- [PROMPT] Everything in the data except the pictures belongs in your answer, copied exactly.

- [RECORDS PROVIDED]
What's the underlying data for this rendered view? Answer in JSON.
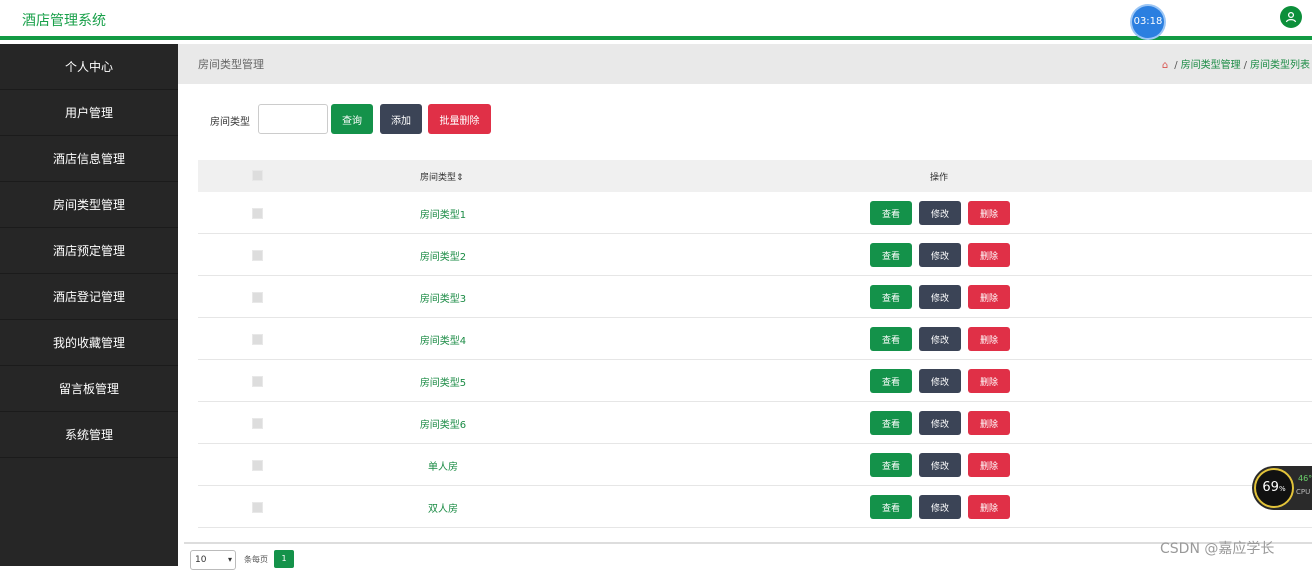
{
  "header": {
    "app_title": "酒店管理系统",
    "timer": "03:18"
  },
  "sidebar": {
    "items": [
      {
        "label": "个人中心"
      },
      {
        "label": "用户管理"
      },
      {
        "label": "酒店信息管理"
      },
      {
        "label": "房间类型管理"
      },
      {
        "label": "酒店预定管理"
      },
      {
        "label": "酒店登记管理"
      },
      {
        "label": "我的收藏管理"
      },
      {
        "label": "留言板管理"
      },
      {
        "label": "系统管理"
      }
    ]
  },
  "breadcrumb": {
    "page_title": "房间类型管理",
    "items": [
      "房间类型管理",
      "房间类型列表"
    ],
    "separator": "/"
  },
  "search": {
    "label": "房间类型",
    "placeholder": "",
    "query_button": "查询",
    "add_button": "添加",
    "batch_delete_button": "批量删除"
  },
  "table": {
    "headers": {
      "type": "房间类型",
      "actions": "操作"
    },
    "sort_icon": "⇕",
    "rows": [
      {
        "type": "房间类型1"
      },
      {
        "type": "房间类型2"
      },
      {
        "type": "房间类型3"
      },
      {
        "type": "房间类型4"
      },
      {
        "type": "房间类型5"
      },
      {
        "type": "房间类型6"
      },
      {
        "type": "单人房"
      },
      {
        "type": "双人房"
      }
    ],
    "row_actions": {
      "view": "查看",
      "edit": "修改",
      "delete": "删除"
    }
  },
  "pagination": {
    "page_size": "10",
    "per_page_label": "条每页",
    "current_page": "1"
  },
  "overlay": {
    "cpu_percent": "69",
    "cpu_percent_unit": "%",
    "cpu_secondary": "46°",
    "cpu_label": "CPU",
    "watermark": "CSDN @嘉应学长"
  },
  "colors": {
    "accent": "#129a43",
    "danger": "#e03047",
    "dark_button": "#3b4456",
    "sidebar_bg": "#262626"
  }
}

- [TASK ANSWER]
What's the underlying data for this rendered view? Answer in JSON.
{
  "header": {
    "app_title": "酒店管理系统",
    "timer": "03:18"
  },
  "sidebar": {
    "items": [
      {
        "label": "个人中心"
      },
      {
        "label": "用户管理"
      },
      {
        "label": "酒店信息管理"
      },
      {
        "label": "房间类型管理"
      },
      {
        "label": "酒店预定管理"
      },
      {
        "label": "酒店登记管理"
      },
      {
        "label": "我的收藏管理"
      },
      {
        "label": "留言板管理"
      },
      {
        "label": "系统管理"
      }
    ]
  },
  "breadcrumb": {
    "page_title": "房间类型管理",
    "items": [
      "房间类型管理",
      "房间类型列表"
    ],
    "separator": "/"
  },
  "search": {
    "label": "房间类型",
    "placeholder": "",
    "query_button": "查询",
    "add_button": "添加",
    "batch_delete_button": "批量删除"
  },
  "table": {
    "headers": {
      "type": "房间类型",
      "actions": "操作"
    },
    "sort_icon": "⇕",
    "rows": [
      {
        "type": "房间类型1"
      },
      {
        "type": "房间类型2"
      },
      {
        "type": "房间类型3"
      },
      {
        "type": "房间类型4"
      },
      {
        "type": "房间类型5"
      },
      {
        "type": "房间类型6"
      },
      {
        "type": "单人房"
      },
      {
        "type": "双人房"
      }
    ],
    "row_actions": {
      "view": "查看",
      "edit": "修改",
      "delete": "删除"
    }
  },
  "pagination": {
    "page_size": "10",
    "per_page_label": "条每页",
    "current_page": "1"
  },
  "overlay": {
    "cpu_percent": "69",
    "cpu_percent_unit": "%",
    "cpu_secondary": "46°",
    "cpu_label": "CPU",
    "watermark": "CSDN @嘉应学长"
  },
  "colors": {
    "accent": "#129a43",
    "danger": "#e03047",
    "dark_button": "#3b4456",
    "sidebar_bg": "#262626"
  }
}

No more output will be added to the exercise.